__TASK BRIEF__. Please copy each line of the listing below in which the word "symbol" appears.

__ENTRIES SHOWN__.

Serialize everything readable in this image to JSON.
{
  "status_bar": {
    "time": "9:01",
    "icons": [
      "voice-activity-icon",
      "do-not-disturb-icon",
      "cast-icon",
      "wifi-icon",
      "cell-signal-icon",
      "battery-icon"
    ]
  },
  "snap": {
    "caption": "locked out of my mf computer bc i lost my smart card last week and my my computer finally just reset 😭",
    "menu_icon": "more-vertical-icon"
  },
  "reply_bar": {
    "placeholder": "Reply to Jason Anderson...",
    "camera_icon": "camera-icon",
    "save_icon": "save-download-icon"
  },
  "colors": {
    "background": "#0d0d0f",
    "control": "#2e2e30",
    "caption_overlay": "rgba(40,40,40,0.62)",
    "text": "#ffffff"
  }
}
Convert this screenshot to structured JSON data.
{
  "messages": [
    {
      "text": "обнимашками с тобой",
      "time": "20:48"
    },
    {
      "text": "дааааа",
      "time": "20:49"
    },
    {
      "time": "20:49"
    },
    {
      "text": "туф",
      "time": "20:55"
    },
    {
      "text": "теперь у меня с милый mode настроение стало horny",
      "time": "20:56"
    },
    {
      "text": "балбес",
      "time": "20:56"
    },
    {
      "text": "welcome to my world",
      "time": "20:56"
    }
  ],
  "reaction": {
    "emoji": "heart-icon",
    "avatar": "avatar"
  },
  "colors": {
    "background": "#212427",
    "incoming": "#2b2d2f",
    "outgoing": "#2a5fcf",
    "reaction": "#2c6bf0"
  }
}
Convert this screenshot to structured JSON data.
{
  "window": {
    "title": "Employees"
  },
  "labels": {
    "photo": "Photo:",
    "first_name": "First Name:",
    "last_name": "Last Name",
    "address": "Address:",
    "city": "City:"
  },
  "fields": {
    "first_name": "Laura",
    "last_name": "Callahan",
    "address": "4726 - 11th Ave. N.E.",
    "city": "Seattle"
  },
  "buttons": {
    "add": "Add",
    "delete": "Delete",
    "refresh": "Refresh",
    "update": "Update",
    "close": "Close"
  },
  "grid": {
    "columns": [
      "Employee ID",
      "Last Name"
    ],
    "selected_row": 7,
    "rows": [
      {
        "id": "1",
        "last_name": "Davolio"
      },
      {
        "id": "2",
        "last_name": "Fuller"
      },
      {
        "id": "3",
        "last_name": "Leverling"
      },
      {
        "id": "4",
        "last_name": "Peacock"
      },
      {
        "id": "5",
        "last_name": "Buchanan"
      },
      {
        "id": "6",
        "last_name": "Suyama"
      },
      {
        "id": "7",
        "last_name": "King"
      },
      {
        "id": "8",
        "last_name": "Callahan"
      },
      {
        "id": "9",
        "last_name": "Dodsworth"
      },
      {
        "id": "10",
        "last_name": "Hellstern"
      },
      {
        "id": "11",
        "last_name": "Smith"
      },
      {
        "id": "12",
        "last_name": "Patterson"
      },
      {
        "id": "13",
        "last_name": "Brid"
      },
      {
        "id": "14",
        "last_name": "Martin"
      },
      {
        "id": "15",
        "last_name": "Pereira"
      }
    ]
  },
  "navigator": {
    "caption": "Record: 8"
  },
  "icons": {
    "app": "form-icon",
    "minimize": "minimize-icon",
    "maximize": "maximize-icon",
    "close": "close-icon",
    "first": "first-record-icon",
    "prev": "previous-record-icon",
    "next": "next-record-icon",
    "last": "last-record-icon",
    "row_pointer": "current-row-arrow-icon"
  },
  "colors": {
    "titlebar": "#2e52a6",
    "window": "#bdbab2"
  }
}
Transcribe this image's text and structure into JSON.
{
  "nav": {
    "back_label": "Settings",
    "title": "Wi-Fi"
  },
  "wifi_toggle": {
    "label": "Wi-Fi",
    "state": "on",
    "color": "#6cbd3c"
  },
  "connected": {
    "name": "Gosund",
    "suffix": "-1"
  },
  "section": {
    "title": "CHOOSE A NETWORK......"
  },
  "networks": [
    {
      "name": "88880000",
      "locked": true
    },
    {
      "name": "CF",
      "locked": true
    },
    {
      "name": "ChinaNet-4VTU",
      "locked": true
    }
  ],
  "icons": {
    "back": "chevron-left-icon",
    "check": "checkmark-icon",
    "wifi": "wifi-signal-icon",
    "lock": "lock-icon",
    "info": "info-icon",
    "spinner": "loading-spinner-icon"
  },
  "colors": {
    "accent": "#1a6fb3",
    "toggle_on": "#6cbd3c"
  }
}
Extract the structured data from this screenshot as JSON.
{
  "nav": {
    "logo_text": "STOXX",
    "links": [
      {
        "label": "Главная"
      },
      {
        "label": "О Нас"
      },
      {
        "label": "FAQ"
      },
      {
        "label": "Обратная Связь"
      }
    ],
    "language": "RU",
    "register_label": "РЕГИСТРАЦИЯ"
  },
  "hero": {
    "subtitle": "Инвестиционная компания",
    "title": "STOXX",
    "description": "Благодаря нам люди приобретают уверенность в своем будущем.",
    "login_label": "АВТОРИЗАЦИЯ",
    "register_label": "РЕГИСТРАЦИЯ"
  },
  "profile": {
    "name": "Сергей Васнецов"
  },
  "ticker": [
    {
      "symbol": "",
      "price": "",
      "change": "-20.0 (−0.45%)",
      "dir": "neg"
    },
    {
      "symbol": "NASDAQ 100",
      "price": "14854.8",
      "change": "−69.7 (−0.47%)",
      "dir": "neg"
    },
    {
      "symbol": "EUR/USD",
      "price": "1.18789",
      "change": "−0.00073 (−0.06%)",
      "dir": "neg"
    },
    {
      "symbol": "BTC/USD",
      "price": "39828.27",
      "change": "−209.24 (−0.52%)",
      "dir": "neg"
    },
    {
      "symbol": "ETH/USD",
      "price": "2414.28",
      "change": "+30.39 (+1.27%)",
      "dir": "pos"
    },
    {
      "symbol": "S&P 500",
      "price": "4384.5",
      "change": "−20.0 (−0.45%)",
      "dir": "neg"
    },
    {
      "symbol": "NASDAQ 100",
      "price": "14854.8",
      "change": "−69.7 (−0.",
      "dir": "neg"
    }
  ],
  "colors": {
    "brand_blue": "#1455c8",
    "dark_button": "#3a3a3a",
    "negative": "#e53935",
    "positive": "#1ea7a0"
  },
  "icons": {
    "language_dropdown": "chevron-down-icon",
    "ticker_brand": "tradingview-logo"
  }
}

__PROBLEM SOLUTION__.
      "symbol": "",
      "symbol": "NASDAQ 100",
      "symbol": "EUR/USD",
      "symbol": "BTC/USD",
      "symbol": "ETH/USD",
      "symbol": "S&P 500",
      "symbol": "NASDAQ 100",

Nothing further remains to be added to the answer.